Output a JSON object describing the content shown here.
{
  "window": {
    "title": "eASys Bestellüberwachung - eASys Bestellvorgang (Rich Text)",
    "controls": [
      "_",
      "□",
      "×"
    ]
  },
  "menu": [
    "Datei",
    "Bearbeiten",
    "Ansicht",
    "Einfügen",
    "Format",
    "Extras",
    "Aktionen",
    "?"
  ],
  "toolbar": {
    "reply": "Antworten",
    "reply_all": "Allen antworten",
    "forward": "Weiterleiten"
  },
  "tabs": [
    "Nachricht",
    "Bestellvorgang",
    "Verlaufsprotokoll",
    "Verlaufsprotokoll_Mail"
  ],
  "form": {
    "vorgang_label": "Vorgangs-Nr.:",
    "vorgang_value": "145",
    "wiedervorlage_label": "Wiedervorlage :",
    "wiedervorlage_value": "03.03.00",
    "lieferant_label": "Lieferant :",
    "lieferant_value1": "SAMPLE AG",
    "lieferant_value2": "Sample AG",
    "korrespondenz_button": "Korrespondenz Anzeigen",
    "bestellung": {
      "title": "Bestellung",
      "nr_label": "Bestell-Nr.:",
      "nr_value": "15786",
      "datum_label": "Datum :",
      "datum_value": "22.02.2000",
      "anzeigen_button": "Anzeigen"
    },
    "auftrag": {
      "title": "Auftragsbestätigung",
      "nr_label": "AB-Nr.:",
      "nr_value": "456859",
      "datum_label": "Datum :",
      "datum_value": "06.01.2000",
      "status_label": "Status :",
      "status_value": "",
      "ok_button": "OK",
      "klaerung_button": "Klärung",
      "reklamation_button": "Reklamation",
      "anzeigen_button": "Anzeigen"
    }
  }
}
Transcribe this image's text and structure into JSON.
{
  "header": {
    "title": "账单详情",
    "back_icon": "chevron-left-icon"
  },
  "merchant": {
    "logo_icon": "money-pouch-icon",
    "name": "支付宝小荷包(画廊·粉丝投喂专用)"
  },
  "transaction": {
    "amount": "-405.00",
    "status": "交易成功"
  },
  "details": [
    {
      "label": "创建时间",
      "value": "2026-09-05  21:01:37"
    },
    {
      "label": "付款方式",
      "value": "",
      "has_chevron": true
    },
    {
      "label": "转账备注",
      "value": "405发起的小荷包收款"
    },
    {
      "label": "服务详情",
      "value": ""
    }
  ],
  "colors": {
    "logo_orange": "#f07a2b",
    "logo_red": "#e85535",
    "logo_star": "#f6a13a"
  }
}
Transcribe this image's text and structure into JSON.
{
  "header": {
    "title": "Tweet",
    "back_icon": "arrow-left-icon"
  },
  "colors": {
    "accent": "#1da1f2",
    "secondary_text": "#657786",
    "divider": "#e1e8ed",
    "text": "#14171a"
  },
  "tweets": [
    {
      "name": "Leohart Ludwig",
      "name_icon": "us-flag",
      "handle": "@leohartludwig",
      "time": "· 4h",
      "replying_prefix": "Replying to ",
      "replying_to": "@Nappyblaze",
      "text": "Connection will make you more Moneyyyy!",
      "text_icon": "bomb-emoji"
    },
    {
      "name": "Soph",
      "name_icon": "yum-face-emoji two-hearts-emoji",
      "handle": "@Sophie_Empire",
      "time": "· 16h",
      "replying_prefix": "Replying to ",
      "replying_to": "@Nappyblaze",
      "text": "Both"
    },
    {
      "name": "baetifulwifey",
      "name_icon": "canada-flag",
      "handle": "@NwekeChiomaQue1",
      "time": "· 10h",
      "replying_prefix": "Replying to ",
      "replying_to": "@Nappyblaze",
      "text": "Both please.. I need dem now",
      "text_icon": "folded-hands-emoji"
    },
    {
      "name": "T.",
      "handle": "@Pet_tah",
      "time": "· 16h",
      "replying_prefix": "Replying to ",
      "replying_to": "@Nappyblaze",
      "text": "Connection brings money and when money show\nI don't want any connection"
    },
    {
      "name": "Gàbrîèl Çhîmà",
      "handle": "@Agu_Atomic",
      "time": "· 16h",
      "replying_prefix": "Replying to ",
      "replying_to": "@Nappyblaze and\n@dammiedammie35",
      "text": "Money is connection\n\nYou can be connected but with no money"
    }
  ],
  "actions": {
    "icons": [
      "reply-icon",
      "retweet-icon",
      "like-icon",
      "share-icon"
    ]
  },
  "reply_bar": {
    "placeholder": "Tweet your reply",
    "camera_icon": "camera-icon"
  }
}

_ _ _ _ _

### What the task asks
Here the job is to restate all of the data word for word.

### Problem solution
Output a JSON object describing the content shown here.
{
  "window": {
    "title": "eASys Bestellüberwachung - eASys Bestellvorgang (Rich Text)",
    "controls": [
      "_",
      "□",
      "×"
    ]
  },
  "menu": [
    "Datei",
    "Bearbeiten",
    "Ansicht",
    "Einfügen",
    "Format",
    "Extras",
    "Aktionen",
    "?"
  ],
  "toolbar": {
    "reply": "Antworten",
    "reply_all": "Allen antworten",
    "forward": "Weiterleiten"
  },
  "tabs": [
    "Nachricht",
    "Bestellvorgang",
    "Verlaufsprotokoll",
    "Verlaufsprotokoll_Mail"
  ],
  "form": {
    "vorgang_label": "Vorgangs-Nr.:",
    "vorgang_value": "145",
    "wiedervorlage_label": "Wiedervorlage :",
    "wiedervorlage_value": "03.03.00",
    "lieferant_label": "Lieferant :",
    "lieferant_value1": "SAMPLE AG",
    "lieferant_value2": "Sample AG",
    "korrespondenz_button": "Korrespondenz Anzeigen",
    "bestellung": {
      "title": "Bestellung",
      "nr_label": "Bestell-Nr.:",
      "nr_value": "15786",
      "datum_label": "Datum :",
      "datum_value": "22.02.2000",
      "anzeigen_button": "Anzeigen"
    },
    "auftrag": {
      "title": "Auftragsbestätigung",
      "nr_label": "AB-Nr.:",
      "nr_value": "456859",
      "datum_label": "Datum :",
      "datum_value": "06.01.2000",
      "status_label": "Status :",
      "status_value": "",
      "ok_button": "OK",
      "klaerung_button": "Klärung",
      "reklamation_button": "Reklamation",
      "anzeigen_button": "Anzeigen"
    }
  }
}
Transcribe this image's text and structure into JSON.
{
  "header": {
    "title": "账单详情",
    "back_icon": "chevron-left-icon"
  },
  "merchant": {
    "logo_icon": "money-pouch-icon",
    "name": "支付宝小荷包(画廊·粉丝投喂专用)"
  },
  "transaction": {
    "amount": "-405.00",
    "status": "交易成功"
  },
  "details": [
    {
      "label": "创建时间",
      "value": "2026-09-05  21:01:37"
    },
    {
      "label": "付款方式",
      "value": "",
      "has_chevron": true
    },
    {
      "label": "转账备注",
      "value": "405发起的小荷包收款"
    },
    {
      "label": "服务详情",
      "value": ""
    }
  ],
  "colors": {
    "logo_orange": "#f07a2b",
    "logo_red": "#e85535",
    "logo_star": "#f6a13a"
  }
}
Transcribe this image's text and structure into JSON.
{
  "header": {
    "title": "Tweet",
    "back_icon": "arrow-left-icon"
  },
  "colors": {
    "accent": "#1da1f2",
    "secondary_text": "#657786",
    "divider": "#e1e8ed",
    "text": "#14171a"
  },
  "tweets": [
    {
      "name": "Leohart Ludwig",
      "name_icon": "us-flag",
      "handle": "@leohartludwig",
      "time": "· 4h",
      "replying_prefix": "Replying to ",
      "replying_to": "@Nappyblaze",
      "text": "Connection will make you more Moneyyyy!",
      "text_icon": "bomb-emoji"
    },
    {
      "name": "Soph",
      "name_icon": "yum-face-emoji two-hearts-emoji",
      "handle": "@Sophie_Empire",
      "time": "· 16h",
      "replying_prefix": "Replying to ",
      "replying_to": "@Nappyblaze",
      "text": "Both"
    },
    {
      "name": "baetifulwifey",
      "name_icon": "canada-flag",
      "handle": "@NwekeChiomaQue1",
      "time": "· 10h",
      "replying_prefix": "Replying to ",
      "replying_to": "@Nappyblaze",
      "text": "Both please.. I need dem now",
      "text_icon": "folded-hands-emoji"
    },
    {
      "name": "T.",
      "handle": "@Pet_tah",
      "time": "· 16h",
      "replying_prefix": "Replying to ",
      "replying_to": "@Nappyblaze",
      "text": "Connection brings money and when money show\nI don't want any connection"
    },
    {
      "name": "Gàbrîèl Çhîmà",
      "handle": "@Agu_Atomic",
      "time": "· 16h",
      "replying_prefix": "Replying to ",
      "replying_to": "@Nappyblaze and\n@dammiedammie35",
      "text": "Money is connection\n\nYou can be connected but with no money"
    }
  ],
  "actions": {
    "icons": [
      "reply-icon",
      "retweet-icon",
      "like-icon",
      "share-icon"
    ]
  },
  "reply_bar": {
    "placeholder": "Tweet your reply",
    "camera_icon": "camera-icon"
  }
}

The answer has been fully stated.